by Pharoh Martin
(NNPA)—Legendary singer, actress and dancer Lena Horne died Sunday night at the New York-Presbyterian/Weill Cornell Medical Center at the age of 92. The Brooklyn-born entertainer was the first Black performer to be signed to a long-term contract by a major Hollywood studio. She went on to achieve international fame as a singer. The cause of her death has not been reported.
Horne was the epitome of African-American beauty, and as a versatile and iconic performer made her name from a variety of entertainment platforms including the big screen, where she was the first African-American actor to sign a long-term contract to a major Hollywood studio; in music, where she won four Grammy awards, and in night clubs, where she extensively toured despite the racism that plagued her era.
As an entertainer, Horne’s light-skinned completion allowed her to entrance through doors that many other Black entertainers had a hard time walking through. Still, she was loved and highly respected because she refused to let herself become “an imitation of a White woman,” as she would later say.
Horne, whose striking beauty and magnetic sex appeal often overshadowed her talent and artistry, was remarkably candid about the underlying reason for her success: “I was unique in that I was a kind of Black that White people could accept,” she once said. “I was their daydream.
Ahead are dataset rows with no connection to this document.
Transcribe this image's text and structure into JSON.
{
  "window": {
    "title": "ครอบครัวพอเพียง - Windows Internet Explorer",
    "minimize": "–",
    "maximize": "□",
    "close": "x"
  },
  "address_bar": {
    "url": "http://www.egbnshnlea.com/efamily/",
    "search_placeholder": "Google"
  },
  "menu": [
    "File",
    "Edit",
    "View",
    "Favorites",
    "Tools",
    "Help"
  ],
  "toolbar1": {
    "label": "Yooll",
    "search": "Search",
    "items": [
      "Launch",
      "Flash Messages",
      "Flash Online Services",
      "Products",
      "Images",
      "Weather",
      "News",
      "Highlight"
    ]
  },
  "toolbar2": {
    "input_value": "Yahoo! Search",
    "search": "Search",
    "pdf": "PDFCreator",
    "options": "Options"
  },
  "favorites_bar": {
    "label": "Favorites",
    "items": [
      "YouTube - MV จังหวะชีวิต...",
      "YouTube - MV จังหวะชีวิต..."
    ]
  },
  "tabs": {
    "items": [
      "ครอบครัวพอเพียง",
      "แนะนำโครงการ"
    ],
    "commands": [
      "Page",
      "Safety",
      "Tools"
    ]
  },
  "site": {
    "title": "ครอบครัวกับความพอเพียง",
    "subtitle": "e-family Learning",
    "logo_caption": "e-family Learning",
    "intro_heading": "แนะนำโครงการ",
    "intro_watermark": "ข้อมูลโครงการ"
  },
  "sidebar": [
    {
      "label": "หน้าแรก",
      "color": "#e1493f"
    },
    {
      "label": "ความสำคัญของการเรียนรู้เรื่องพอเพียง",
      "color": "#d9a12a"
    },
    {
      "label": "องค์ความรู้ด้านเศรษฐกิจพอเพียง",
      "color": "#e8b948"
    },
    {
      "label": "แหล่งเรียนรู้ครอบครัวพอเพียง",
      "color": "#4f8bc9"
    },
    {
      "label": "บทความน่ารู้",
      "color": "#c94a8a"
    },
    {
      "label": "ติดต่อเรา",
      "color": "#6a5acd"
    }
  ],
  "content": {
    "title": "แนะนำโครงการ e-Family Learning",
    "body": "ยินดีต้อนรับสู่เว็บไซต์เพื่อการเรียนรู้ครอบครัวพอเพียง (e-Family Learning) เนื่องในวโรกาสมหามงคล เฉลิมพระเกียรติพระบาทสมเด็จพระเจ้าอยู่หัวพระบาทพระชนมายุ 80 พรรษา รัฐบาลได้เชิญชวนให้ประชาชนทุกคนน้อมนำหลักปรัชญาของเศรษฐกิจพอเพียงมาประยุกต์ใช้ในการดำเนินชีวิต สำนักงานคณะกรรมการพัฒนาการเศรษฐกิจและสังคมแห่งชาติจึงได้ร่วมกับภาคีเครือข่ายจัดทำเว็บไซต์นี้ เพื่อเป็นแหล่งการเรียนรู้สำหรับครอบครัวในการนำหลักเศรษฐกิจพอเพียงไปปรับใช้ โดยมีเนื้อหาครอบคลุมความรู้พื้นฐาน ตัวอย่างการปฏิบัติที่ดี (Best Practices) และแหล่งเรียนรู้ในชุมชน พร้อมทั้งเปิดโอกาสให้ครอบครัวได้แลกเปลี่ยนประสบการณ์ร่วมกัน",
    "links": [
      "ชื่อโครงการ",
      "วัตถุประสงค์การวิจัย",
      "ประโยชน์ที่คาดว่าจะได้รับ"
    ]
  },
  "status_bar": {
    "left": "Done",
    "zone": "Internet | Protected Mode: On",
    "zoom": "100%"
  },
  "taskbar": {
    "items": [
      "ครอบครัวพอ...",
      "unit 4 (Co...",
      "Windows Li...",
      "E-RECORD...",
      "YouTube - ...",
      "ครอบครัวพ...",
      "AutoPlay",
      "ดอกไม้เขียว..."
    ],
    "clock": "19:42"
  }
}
I had the worst kind of acceptance because it was never for how great I was or what I contributed. It was because of the way I looked.”
Horne got her start in entertainment as a 16-year-old dancer at Harlem’s famed Cotton Club and worked the jazz club circuit before jumping into movies with her major studio debut in 1942 with Panama Hattie. Horne’s success in movies helped pave the way for actresses such as Halle Berry and Dorothy Dandridge to become silver screen starlets and for crossover entertainers such as Diahann Carroll and Diana Ross to exist. But, more importantly, her pioneering roles helped open doors for African-American actors to rise above subservient roles in Hollywood.
|ONE OF MANY—Lena Horne accepts one of her many awards as friend Quincy Jones looks on.
Although born in a Black upper middle-class family, Horne spent her life cutting through the red tape of racism. Although she has 22 film credits to her name, her outspoken criticism of the unequal treatment of Black soldiers during World War II and her left-leaning political views and associations got her blacklisted from Hollywood for much of the 1950s.
Despite her absence away from the big screen, Horne went on become one of the most revered night club performers in the post-war period. During the movement for civil rights, Horne was an active participator in marches and protests, including the 1963 March on Washington where she spoke and performed.
Horne spent the last years of her life focused on her musical career. She released her last studio album, “Being Myself”, in 1998 on Blue Note records. She was 81 at that time. She received a Tony Award in 1981 for her one-woman Broadway show, “Lena Horne: The Lady and Her Music”.
She is being mourned in both the entertainment and social justice worlds.
“Ms. Horne was a pivotal figure in the entertainment world. She was a consummate entertainer whose dignified stage presence destroyed many of the stereotypes in which other Black entertainers of her era were cast. She was a cross-over success before the term was widely used. Although many have failed to fully acknowledge her civil rights efforts, Horne used the power of her celebrity to change the shape of racial discrimination in the United States,” said Dr. E. Faye Williams, national chair of the National Congress of Black Women in a statement. “Her life was genuinely iconic. The beauty and enjoyment that she brought to the masses with her entertainment will last far longer than many of the entertainers who followed her. She was a unique personality who will truly be missed.”
Quincy Jones, a longtime friend and collaborator, was among those mourning her death Monday. He called her a “pioneering groundbreaker.”
“Our friendship dated back more than 50 years and continued up until the last moment, her inner and outer beauty immediately bonding us forever,” said Jones, who noted that they worked together on the film “The Wiz” and a Grammy-winning live album.
“Lena Horne was a pioneering groundbreaker, making inroads into a world that had never before been explored by African-American women, and she did it on her own terms,” he added. “Our nation and the world has lost one of the great artistic icons of the 20th century. There will never be another like Lena Horne and I will miss her deeply.”
Lena Horne epitomized hot and she epitomized cool, said David Hinckley, Daily News
As an actress, she might be the most elegant vision that much of America never saw. For many years Hollywood didn’t think the country was ready for a Black leading lady, even one whose elegance and beauty could take an audience’s breath away.
Her tall-and-tan glamour and flashing brown eyes, not to mention a smile that could melt the polar icecap, turned her into the kind of screen goddess who would, in the phrase of the day, make a bulldog jump the fence.
President Barack Obama is mourning the passing of singer-actress Horne.
In a statement Monday, Obama called Horne a most cherished entertainer who warmed hearts with her beautiful voice and dramatic on-screen performances. The president also hailed her efforts to promote justice and equality.
(This story was contributed to by AP.)